The whole of African history unfolds in this brilliant novel from one of the continent's major writers. The story is unified by the actions of one man, Mankunku, a 'destroyer', who is born in mysterious circumstances in a banana plantation and whose identity is as variable as that of his land. This novel traces his development along with that of his unnamed country, from the pre-colonial era, through the horrors of European subjugation, to independence and the complexities of the postcolonial nation. Along the way, charlatans and saints, workers and bureaucrats, warriors and peacemakers are introduced in a moving melange of laughter and terror. First published in France in 1987, 'The Fire of Origins' received the 1988 Prix de la Fondation de France and the Grand Prix Litteraire d'Afrique Noire, and has been translated into Spanish, Danish, Norwegian, and Japanese. Mythical, lyrical, powerful, and surreal, it is one of the most ambitious works of fiction to come out of sub-Saharan Africa.
Emmanuel Dongala worked, until 1997, as dean of Brazzaville University in the Congo Republic, a professor of chemistry, and a writer honored in France with the rank of Chevalier des Arts et des Lettres. Because of a violent civil war, Dongala fled Africa and with the help of his friend Philip Roth he became a professor in chemistry and Francophone African literature at Bard College in upstate New York.

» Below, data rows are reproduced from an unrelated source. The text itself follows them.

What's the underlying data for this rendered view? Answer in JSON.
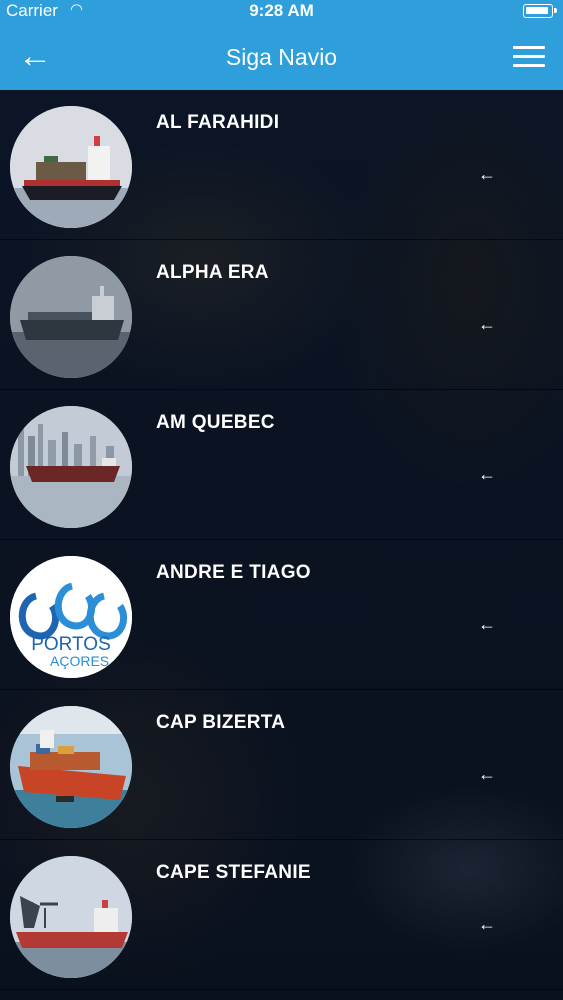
{
  "status_bar": {
    "carrier": "Carrier",
    "time": "9:28 AM"
  },
  "navbar": {
    "title": "Siga Navio",
    "back_icon": "arrow-left-icon",
    "menu_icon": "hamburger-menu-icon"
  },
  "colors": {
    "accent": "#2e9fdb"
  },
  "ships": [
    {
      "name": "AL FARAHIDI",
      "thumb": "container-ship-photo"
    },
    {
      "name": "ALPHA ERA",
      "thumb": "tanker-ship-photo"
    },
    {
      "name": "AM QUEBEC",
      "thumb": "bulk-carrier-skyline-photo"
    },
    {
      "name": "ANDRE E TIAGO",
      "thumb": "portos-dos-acores-logo",
      "logo_text": "PORTOS",
      "logo_sub": "AÇORES"
    },
    {
      "name": "CAP BIZERTA",
      "thumb": "red-container-ship-photo"
    },
    {
      "name": "CAPE STEFANIE",
      "thumb": "cargo-ship-port-cranes-photo"
    }
  ],
  "row_arrow": "←"
}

He is the president of Congolese PEN and the National Association of Congolese Writers, author of three award-winning novels and a collection of short stories, and recipient of a Guggenheim Fellowship in 1999. He lives in Great Barrington, Massachusetts.